Survival through Adaptation

Getting Food

Armor and Defenses


Food and water are limited in some environments. This means that plants and animals compete with one another for the limited resources. In these ecosystems, it becomes important for plants to protect the food and water stored in their leaves, roots, and stems.

Like knights riding into battle, many plants have armor! A knight’s armor is crafted from leather and metal. A plant doesn’t have someone to make its armor. It needs to make it itself! But how? Plants have leaves, stems, and roots. Every part of a plant is made from one of these three organs. This means plants make their armor by modifying leaves, stems, and roots.

Let’s look at an example of root armor!

Cryosophila albida makes armor by modifying root tissue! Let’s look at a cross-section of a Cryosophila albida root spine next to a cross section of a delicious and common root, the carrot!

cross section of a root spine with blue dye added

Cryosophila albida root spine cross section with blue dye added | Photograph by Sean Lahmeyer

Orange circle on dusty gold background. The circle has three concentric rings of different shades.

Cross section of a carrot root

What similarities do you see? These cross-sections show the same internal anatomy but in different colors!

Now, compare the internal structure of the Cryosophila root spine with the internal structure of two other kinds of plant armor. What similarities do you see? What differences?

cross section of a root spine with blue dye added

Cryosophila albida root spine cross section with blue dye added | Photograph by Sean Lahmeyer

Green circle with twelve small blue-ish dots forming an inner ring.

Allaudia ascendens thorn | Photo by Sean Lahmeyer

Irregular circle with brown on the outside and reddish brown on the inside.

ceiba insignis prickle | Photograph by Sean Lahmeyer

Note: Some desert plants have adapted armor to protect the plant from losing too much water. The spines of a cactus create shade that cools down the plant.

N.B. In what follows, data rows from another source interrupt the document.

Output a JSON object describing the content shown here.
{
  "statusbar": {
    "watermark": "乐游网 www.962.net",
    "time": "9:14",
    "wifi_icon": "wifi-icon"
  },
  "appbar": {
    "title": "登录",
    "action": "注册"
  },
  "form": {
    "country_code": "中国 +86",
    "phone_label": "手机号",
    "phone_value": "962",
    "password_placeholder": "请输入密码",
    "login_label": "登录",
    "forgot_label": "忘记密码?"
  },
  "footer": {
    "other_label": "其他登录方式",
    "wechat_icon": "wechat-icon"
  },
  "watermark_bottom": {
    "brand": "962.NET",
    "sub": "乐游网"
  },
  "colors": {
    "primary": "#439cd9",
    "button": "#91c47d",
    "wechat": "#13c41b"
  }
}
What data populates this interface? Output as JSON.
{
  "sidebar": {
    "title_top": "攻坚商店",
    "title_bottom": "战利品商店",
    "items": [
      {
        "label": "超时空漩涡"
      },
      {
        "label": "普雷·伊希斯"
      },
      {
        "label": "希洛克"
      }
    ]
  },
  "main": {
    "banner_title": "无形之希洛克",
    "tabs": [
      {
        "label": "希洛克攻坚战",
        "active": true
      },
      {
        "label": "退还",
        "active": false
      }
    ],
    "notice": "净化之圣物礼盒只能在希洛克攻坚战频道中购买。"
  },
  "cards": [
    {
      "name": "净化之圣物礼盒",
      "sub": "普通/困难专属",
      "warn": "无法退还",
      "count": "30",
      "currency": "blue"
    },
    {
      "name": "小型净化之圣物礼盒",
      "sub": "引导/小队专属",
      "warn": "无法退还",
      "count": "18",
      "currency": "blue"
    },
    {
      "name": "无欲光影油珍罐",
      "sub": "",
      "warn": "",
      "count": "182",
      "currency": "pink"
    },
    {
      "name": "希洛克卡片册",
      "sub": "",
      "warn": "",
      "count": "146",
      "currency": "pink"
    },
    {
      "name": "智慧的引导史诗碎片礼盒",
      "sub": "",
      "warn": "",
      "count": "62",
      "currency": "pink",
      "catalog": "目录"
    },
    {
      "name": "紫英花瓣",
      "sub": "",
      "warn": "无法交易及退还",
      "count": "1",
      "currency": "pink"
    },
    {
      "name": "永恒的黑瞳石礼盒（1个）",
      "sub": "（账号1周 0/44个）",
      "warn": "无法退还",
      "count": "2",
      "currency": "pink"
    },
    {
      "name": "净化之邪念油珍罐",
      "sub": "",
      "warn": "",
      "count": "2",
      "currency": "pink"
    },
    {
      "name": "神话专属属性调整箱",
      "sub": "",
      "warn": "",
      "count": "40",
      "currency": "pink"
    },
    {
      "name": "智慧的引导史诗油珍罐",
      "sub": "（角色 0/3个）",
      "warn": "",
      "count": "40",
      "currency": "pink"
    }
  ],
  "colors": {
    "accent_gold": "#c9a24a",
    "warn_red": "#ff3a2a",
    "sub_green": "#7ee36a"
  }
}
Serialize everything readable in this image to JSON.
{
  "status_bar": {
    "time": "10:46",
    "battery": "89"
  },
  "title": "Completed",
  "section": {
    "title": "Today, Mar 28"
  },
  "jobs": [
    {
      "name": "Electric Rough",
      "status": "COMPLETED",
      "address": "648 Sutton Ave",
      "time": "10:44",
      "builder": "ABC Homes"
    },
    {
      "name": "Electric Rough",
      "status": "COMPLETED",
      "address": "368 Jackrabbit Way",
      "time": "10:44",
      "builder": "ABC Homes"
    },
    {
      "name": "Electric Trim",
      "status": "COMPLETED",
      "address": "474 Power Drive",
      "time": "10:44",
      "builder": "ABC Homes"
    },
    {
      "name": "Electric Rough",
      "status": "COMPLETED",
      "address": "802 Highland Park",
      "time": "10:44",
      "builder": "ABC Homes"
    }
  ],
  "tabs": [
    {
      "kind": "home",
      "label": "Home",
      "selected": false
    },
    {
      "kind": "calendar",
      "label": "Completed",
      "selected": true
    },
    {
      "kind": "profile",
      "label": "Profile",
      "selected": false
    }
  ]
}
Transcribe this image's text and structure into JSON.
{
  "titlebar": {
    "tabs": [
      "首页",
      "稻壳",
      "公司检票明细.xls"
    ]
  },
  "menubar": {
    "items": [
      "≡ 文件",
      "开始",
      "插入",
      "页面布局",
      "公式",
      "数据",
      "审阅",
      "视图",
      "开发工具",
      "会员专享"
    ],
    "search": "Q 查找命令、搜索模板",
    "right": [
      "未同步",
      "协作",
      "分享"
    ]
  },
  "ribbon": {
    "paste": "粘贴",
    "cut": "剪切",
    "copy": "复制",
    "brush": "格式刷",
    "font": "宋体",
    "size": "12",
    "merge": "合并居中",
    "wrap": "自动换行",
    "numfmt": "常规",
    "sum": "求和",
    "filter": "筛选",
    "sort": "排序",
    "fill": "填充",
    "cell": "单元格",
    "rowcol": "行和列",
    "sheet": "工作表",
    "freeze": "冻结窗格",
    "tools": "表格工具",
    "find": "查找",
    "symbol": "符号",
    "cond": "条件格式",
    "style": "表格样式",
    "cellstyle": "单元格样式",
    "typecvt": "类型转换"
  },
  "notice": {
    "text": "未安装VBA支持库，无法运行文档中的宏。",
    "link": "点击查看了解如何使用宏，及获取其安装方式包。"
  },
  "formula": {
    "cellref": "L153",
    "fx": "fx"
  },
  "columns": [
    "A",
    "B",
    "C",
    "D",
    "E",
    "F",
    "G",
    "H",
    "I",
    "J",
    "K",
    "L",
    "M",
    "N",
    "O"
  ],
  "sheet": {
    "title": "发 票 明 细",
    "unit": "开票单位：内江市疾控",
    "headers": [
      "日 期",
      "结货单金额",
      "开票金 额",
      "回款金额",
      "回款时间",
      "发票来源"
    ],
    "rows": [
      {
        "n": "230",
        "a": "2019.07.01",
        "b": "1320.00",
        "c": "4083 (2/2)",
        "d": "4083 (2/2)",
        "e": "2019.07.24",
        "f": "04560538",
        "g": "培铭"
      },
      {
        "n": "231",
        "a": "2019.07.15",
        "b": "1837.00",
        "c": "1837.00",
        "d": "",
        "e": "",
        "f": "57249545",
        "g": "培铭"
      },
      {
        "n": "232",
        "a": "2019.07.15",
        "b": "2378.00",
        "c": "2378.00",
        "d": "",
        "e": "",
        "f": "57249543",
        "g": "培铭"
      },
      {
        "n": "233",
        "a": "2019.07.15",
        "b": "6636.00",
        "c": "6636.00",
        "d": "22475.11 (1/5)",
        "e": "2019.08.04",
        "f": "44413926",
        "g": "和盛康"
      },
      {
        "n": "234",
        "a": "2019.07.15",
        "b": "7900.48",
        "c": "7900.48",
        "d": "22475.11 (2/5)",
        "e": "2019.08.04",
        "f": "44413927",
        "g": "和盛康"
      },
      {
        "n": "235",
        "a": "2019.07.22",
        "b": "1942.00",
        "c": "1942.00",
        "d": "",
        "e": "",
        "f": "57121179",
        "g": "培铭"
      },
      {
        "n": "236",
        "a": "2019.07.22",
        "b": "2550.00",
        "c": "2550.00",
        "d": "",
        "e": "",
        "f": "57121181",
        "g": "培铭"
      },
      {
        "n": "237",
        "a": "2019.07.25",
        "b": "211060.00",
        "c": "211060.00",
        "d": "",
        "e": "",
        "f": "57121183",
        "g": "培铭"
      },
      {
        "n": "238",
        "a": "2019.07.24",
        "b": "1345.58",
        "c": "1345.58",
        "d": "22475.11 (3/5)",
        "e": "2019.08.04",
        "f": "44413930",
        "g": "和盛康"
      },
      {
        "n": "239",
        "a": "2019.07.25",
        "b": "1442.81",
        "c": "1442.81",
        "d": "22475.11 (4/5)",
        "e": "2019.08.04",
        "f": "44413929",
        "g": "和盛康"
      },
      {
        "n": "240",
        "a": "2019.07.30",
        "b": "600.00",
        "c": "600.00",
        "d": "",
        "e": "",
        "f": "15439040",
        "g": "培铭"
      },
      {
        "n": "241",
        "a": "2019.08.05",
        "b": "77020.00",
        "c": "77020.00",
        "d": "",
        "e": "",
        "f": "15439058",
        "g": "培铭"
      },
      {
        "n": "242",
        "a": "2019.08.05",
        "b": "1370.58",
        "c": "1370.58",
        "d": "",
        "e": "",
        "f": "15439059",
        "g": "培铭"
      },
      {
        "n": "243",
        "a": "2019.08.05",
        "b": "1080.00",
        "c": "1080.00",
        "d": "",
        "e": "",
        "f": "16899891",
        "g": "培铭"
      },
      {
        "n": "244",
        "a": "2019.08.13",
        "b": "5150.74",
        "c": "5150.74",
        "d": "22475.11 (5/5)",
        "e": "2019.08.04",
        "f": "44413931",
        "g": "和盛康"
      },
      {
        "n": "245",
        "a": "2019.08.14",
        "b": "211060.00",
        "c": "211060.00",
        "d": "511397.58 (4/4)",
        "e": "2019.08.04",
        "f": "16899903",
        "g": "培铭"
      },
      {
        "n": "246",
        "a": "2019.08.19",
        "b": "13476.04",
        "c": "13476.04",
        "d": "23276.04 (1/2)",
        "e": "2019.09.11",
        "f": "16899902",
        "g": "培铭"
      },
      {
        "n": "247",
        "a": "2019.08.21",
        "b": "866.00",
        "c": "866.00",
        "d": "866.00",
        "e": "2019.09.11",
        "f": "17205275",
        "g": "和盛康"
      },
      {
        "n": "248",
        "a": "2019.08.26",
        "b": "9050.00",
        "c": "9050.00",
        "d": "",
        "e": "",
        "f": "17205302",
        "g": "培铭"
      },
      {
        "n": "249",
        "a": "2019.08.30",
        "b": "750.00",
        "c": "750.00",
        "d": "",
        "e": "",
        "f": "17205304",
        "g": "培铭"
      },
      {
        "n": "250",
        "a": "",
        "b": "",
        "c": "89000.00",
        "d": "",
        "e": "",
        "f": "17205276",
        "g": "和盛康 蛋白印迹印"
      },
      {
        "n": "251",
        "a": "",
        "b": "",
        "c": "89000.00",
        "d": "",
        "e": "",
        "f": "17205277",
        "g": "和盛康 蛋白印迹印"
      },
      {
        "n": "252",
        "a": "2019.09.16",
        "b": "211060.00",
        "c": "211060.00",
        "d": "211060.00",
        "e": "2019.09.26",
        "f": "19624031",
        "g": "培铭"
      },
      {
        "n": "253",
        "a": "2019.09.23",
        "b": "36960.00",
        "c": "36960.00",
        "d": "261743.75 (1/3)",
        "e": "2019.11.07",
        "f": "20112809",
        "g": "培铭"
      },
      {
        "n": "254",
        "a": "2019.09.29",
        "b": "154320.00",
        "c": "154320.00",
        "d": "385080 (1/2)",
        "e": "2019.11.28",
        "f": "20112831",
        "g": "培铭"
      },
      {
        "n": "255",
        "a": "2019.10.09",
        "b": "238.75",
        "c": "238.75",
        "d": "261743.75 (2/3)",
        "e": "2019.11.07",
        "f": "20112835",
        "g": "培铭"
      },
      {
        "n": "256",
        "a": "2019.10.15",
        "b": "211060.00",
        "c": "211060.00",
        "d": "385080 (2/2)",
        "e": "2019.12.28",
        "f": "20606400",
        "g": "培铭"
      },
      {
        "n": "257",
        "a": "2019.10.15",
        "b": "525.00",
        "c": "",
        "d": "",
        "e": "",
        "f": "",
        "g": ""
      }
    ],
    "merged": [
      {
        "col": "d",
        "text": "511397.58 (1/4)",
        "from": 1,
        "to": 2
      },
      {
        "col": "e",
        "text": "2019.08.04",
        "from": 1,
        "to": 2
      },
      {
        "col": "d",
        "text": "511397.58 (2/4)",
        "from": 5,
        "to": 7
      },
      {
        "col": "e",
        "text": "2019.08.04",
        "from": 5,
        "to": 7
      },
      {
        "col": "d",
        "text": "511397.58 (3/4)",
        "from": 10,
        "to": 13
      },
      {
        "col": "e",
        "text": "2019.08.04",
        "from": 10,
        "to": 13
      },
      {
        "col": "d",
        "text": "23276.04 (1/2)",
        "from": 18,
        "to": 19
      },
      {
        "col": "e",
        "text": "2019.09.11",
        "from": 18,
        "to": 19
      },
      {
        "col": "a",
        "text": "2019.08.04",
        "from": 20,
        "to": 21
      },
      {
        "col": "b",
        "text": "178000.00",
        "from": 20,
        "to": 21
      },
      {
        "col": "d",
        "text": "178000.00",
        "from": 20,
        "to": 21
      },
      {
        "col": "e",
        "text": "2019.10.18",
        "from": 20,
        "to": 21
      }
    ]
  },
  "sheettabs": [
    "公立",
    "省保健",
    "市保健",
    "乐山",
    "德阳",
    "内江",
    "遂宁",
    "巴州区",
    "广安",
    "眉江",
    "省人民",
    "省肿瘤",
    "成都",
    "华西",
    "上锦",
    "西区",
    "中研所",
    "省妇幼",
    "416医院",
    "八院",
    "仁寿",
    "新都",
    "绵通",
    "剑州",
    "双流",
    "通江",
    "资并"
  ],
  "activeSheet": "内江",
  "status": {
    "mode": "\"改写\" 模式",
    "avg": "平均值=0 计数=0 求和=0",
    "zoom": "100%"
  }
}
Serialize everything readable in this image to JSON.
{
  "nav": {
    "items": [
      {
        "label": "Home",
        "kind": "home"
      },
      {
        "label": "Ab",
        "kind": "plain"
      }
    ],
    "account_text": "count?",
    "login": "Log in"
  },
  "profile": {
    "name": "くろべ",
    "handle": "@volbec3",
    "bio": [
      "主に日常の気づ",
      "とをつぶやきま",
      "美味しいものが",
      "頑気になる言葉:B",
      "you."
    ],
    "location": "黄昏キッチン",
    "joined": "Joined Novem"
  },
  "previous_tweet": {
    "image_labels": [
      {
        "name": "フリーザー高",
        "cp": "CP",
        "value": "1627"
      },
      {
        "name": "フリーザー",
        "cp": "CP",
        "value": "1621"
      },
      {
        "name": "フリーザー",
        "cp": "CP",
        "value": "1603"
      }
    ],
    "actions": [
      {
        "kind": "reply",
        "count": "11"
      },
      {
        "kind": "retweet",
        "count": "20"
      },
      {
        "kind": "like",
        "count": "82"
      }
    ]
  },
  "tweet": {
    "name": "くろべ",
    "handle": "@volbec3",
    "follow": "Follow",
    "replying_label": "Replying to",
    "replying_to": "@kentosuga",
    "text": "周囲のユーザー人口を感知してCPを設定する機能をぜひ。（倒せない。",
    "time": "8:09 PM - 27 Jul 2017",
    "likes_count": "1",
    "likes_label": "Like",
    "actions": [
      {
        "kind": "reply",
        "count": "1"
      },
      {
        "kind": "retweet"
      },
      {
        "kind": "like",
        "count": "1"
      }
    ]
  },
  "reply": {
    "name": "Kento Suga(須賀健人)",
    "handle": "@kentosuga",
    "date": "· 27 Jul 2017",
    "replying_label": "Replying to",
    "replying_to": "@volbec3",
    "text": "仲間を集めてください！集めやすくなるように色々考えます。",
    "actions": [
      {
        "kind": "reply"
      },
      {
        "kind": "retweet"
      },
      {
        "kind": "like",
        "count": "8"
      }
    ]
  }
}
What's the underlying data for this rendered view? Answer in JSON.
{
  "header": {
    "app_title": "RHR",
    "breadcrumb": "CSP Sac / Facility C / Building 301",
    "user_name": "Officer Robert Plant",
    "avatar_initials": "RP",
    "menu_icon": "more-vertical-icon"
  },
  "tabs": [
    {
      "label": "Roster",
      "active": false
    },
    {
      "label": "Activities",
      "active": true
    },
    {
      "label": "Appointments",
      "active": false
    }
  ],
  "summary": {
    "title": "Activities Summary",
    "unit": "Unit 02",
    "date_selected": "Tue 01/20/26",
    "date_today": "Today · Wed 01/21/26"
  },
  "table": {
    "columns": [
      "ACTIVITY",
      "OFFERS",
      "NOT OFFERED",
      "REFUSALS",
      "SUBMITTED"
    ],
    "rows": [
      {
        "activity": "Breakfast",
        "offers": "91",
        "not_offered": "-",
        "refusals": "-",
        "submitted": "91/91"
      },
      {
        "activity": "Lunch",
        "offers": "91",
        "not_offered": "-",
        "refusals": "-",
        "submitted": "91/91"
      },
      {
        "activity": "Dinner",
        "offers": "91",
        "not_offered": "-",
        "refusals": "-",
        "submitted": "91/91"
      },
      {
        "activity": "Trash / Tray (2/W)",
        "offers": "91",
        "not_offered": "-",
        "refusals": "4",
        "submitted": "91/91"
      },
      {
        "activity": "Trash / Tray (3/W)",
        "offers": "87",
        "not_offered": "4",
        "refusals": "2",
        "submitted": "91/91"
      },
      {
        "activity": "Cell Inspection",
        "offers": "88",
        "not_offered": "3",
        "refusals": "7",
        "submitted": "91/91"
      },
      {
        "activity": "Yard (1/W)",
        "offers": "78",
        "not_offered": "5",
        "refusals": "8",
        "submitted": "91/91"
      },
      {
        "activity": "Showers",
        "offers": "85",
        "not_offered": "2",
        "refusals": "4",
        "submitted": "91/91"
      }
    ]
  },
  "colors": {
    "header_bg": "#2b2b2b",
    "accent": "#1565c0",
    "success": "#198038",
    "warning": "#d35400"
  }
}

Cactus spines also trap the moisture that is in the air. Both of these features help desert plants conserve water. Most plants that have adapted armor have done so for a different reason. Most plants that have armor use them to protect themselves from hungry animals.

Plant Spotlights

Stronger Together

When we work together, we can all succeed. We might have different needs, but we can all get our needs met. This is the idea behind mutualism. Mutualism is a type of symbiotic relationship. Some species have evolved mutualistic relationships that they rely on for survival.

Sym means “together.” Biotic means “living.” So symbiotic means living together.

In symbiotic relationships, two or more different species live together and affect each other. Do you have a plant in your home or in your neighborhood? Your plant needs carbon dioxide. Your plant takes in carbon dioxide, turns it into oxygen, and releases that oxygen back into the air. You need oxygen! You breath in the oxygen that the plant makes. When that oxygen is in your lungs, your body turns it into carbon dioxide. When you breathe out, you release the carbon dioxide into the air. Who needs carbon dioxide? Your plant! You and your plant take care of each other. You are in a symbiotic relationship with the plants around you.

plant growing on a tree trunk. The plant's light green roots cling to the trunk. The plant's leaves are a light green.

Plants may compete or co-exist with other plants. Epiphytes are plants that grow up in trees, where they can get more light without harming the trees. Some plants can be harmful because they wrap around other species and strangle them slowly over time.

Some plants and animals have developed mutualistic relationships for survival. Check out Myrmecodia tuberosa to learn about a mutualistic relationship between a rainforest plant and a species of ants!